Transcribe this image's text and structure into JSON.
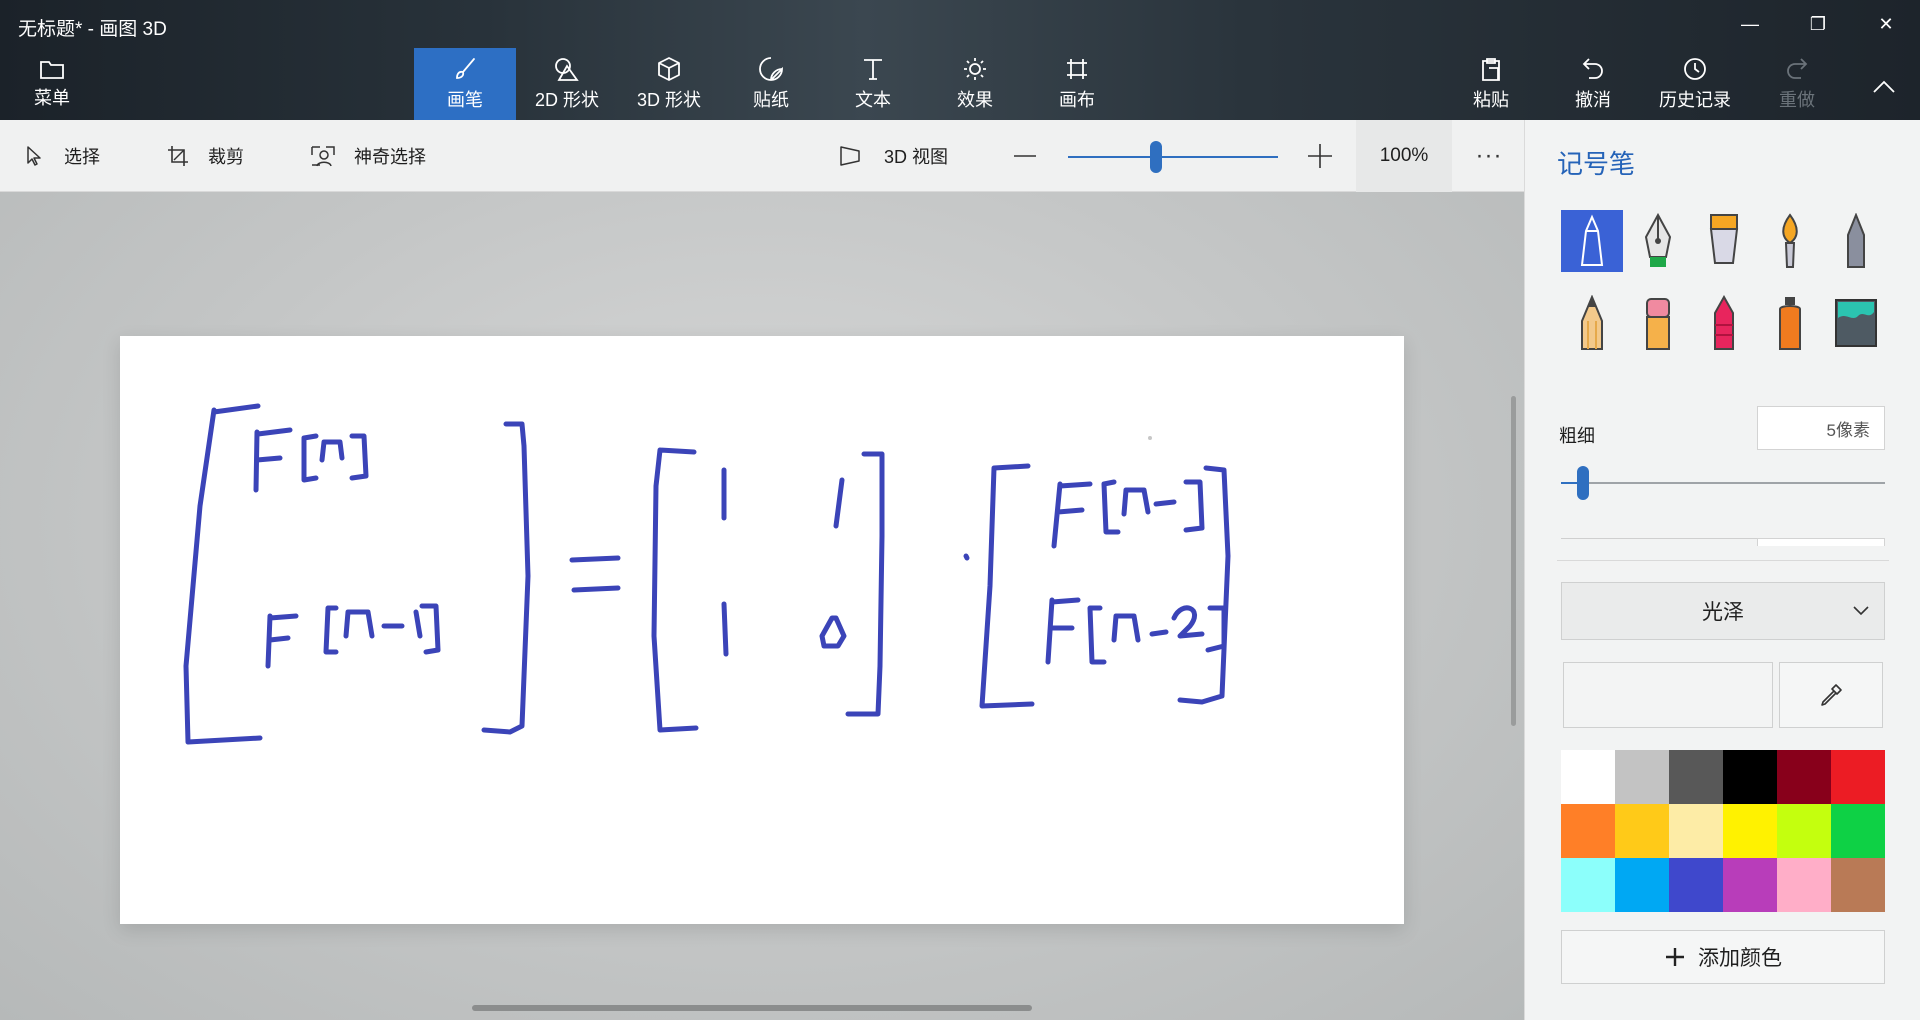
{
  "window": {
    "title": "无标题* - 画图 3D",
    "minimize_glyph": "—",
    "maximize_glyph": "❐",
    "close_glyph": "✕"
  },
  "menu": {
    "label": "菜单",
    "icon": "folder-icon"
  },
  "tools": [
    {
      "label": "画笔",
      "icon": "brush-icon",
      "active": true
    },
    {
      "label": "2D 形状",
      "icon": "shapes-2d-icon",
      "active": false
    },
    {
      "label": "3D 形状",
      "icon": "cube-icon",
      "active": false
    },
    {
      "label": "贴纸",
      "icon": "sticker-icon",
      "active": false
    },
    {
      "label": "文本",
      "icon": "text-icon",
      "active": false
    },
    {
      "label": "效果",
      "icon": "sun-icon",
      "active": false
    },
    {
      "label": "画布",
      "icon": "canvas-icon",
      "active": false
    }
  ],
  "right_tools": [
    {
      "label": "粘贴",
      "icon": "paste-icon",
      "enabled": true
    },
    {
      "label": "撤消",
      "icon": "undo-icon",
      "enabled": true
    },
    {
      "label": "历史记录",
      "icon": "history-icon",
      "enabled": true
    },
    {
      "label": "重做",
      "icon": "redo-icon",
      "enabled": false
    }
  ],
  "subbar": {
    "select": "选择",
    "crop": "裁剪",
    "magic_select": "神奇选择",
    "view_3d": "3D 视图",
    "zoom_level": "100%",
    "zoom_fraction": 0.42,
    "more": "···"
  },
  "panel": {
    "title": "记号笔",
    "brushes": [
      {
        "name": "marker",
        "selected": true
      },
      {
        "name": "calligraphy-pen",
        "selected": false
      },
      {
        "name": "oil-brush",
        "selected": false
      },
      {
        "name": "watercolor",
        "selected": false
      },
      {
        "name": "pixel-pen",
        "selected": false
      },
      {
        "name": "pencil",
        "selected": false
      },
      {
        "name": "eraser",
        "selected": false
      },
      {
        "name": "crayon",
        "selected": false
      },
      {
        "name": "spray-can",
        "selected": false
      },
      {
        "name": "fill",
        "selected": false
      }
    ],
    "thickness_label": "粗细",
    "thickness_value": "5像素",
    "thickness_fraction": 0.05,
    "finish": "光泽",
    "add_color": "添加颜色",
    "palette": [
      "#ffffff",
      "#c3c3c3",
      "#585858",
      "#000000",
      "#88001b",
      "#ec1c24",
      "#ff7f27",
      "#ffca18",
      "#fdeca6",
      "#fff200",
      "#c4ff0e",
      "#0ed145",
      "#8cfffb",
      "#00a8f3",
      "#3f48cc",
      "#b83dba",
      "#ffaec8",
      "#b97a56"
    ]
  },
  "colors": {
    "accent": "#2d6fc4",
    "ink": "#3b44b8"
  }
}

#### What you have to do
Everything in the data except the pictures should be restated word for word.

#### Result of this exercise
Transcribe this image's text and structure into JSON.
{
  "window": {
    "title": "无标题* - 画图 3D",
    "minimize_glyph": "—",
    "maximize_glyph": "❐",
    "close_glyph": "✕"
  },
  "menu": {
    "label": "菜单",
    "icon": "folder-icon"
  },
  "tools": [
    {
      "label": "画笔",
      "icon": "brush-icon",
      "active": true
    },
    {
      "label": "2D 形状",
      "icon": "shapes-2d-icon",
      "active": false
    },
    {
      "label": "3D 形状",
      "icon": "cube-icon",
      "active": false
    },
    {
      "label": "贴纸",
      "icon": "sticker-icon",
      "active": false
    },
    {
      "label": "文本",
      "icon": "text-icon",
      "active": false
    },
    {
      "label": "效果",
      "icon": "sun-icon",
      "active": false
    },
    {
      "label": "画布",
      "icon": "canvas-icon",
      "active": false
    }
  ],
  "right_tools": [
    {
      "label": "粘贴",
      "icon": "paste-icon",
      "enabled": true
    },
    {
      "label": "撤消",
      "icon": "undo-icon",
      "enabled": true
    },
    {
      "label": "历史记录",
      "icon": "history-icon",
      "enabled": true
    },
    {
      "label": "重做",
      "icon": "redo-icon",
      "enabled": false
    }
  ],
  "subbar": {
    "select": "选择",
    "crop": "裁剪",
    "magic_select": "神奇选择",
    "view_3d": "3D 视图",
    "zoom_level": "100%",
    "zoom_fraction": 0.42,
    "more": "···"
  },
  "panel": {
    "title": "记号笔",
    "brushes": [
      {
        "name": "marker",
        "selected": true
      },
      {
        "name": "calligraphy-pen",
        "selected": false
      },
      {
        "name": "oil-brush",
        "selected": false
      },
      {
        "name": "watercolor",
        "selected": false
      },
      {
        "name": "pixel-pen",
        "selected": false
      },
      {
        "name": "pencil",
        "selected": false
      },
      {
        "name": "eraser",
        "selected": false
      },
      {
        "name": "crayon",
        "selected": false
      },
      {
        "name": "spray-can",
        "selected": false
      },
      {
        "name": "fill",
        "selected": false
      }
    ],
    "thickness_label": "粗细",
    "thickness_value": "5像素",
    "thickness_fraction": 0.05,
    "finish": "光泽",
    "add_color": "添加颜色",
    "palette": [
      "#ffffff",
      "#c3c3c3",
      "#585858",
      "#000000",
      "#88001b",
      "#ec1c24",
      "#ff7f27",
      "#ffca18",
      "#fdeca6",
      "#fff200",
      "#c4ff0e",
      "#0ed145",
      "#8cfffb",
      "#00a8f3",
      "#3f48cc",
      "#b83dba",
      "#ffaec8",
      "#b97a56"
    ]
  },
  "colors": {
    "accent": "#2d6fc4",
    "ink": "#3b44b8"
  }
}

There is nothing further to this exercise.